Of Butterflies, Birds, and Bees

Bernard O. Orimbo

Before his fellow villagers understood what he was up to, they called Wafula "the moneyed mad man"-"moneyed" because he had enrolled his daughters in secondary school rather than send them off to hard labor in the nearby Kakamega Forest; and "mad" because every day he could be seen running around with a butterfly net while other men logged and farmed and the women collected firewood.

Eventually it turned out that Wafula wasn't so mad after all, but it took a while for this truth to emerge. Wafula's concerned neighbors actually complained about him to the village elders, who considered the matter and recommended a cleansing ritual to heal his madness. Without cleansing, they said, his weird behavior would only continue, thus causing more failed rains, further climate change and environmental degradation, depletion of the forest cover, and disease outbreaks, among other ills.

Shocked, Wafula asked for a hearing.
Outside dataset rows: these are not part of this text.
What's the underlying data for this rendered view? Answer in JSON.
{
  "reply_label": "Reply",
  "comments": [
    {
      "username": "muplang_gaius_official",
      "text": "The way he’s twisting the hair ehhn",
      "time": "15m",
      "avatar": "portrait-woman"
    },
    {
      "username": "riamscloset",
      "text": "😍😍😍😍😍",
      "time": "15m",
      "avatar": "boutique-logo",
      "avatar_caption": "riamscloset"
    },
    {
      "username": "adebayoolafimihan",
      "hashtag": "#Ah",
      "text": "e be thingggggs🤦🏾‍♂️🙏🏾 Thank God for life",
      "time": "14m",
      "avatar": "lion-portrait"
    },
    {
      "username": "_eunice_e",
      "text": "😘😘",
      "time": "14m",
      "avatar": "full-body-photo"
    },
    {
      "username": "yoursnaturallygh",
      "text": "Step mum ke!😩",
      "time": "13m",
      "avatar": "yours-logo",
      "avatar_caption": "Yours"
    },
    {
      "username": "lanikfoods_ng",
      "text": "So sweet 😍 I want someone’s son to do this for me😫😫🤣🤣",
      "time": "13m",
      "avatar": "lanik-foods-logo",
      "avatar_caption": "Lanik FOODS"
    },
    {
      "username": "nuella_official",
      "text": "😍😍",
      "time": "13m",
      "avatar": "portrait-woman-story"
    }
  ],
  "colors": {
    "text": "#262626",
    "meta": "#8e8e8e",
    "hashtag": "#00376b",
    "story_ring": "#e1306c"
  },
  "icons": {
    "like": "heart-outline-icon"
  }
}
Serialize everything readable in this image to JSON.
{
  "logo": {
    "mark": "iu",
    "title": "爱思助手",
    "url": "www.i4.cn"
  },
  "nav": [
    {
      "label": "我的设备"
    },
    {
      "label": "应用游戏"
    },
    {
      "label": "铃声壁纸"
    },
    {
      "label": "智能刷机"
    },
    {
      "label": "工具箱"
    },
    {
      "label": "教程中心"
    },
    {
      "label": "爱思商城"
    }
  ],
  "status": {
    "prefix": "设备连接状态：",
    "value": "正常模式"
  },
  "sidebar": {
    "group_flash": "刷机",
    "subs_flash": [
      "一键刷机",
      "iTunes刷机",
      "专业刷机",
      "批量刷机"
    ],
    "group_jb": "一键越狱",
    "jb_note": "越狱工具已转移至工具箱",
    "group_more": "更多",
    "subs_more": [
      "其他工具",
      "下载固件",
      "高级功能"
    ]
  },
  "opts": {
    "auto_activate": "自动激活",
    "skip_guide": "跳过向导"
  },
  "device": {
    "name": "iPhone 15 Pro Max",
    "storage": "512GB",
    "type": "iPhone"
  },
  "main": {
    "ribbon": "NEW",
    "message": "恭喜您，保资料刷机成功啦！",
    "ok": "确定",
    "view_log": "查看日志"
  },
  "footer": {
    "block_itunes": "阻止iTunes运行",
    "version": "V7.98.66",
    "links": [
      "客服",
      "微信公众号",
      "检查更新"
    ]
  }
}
In what had by now become a communitymeeting in the chief's yard, Wafula said that it is encroachment on the Kakamega Forest that has resulted in over 50-percent depletion of the precious forest cover in the past 25 years. He also explained that over-exploitation of the forest resources for food, herbal medicines, firewood, and timber to construct houses was rapidly diminishing forest resources and destroying other forms of biodiversity and water catchments.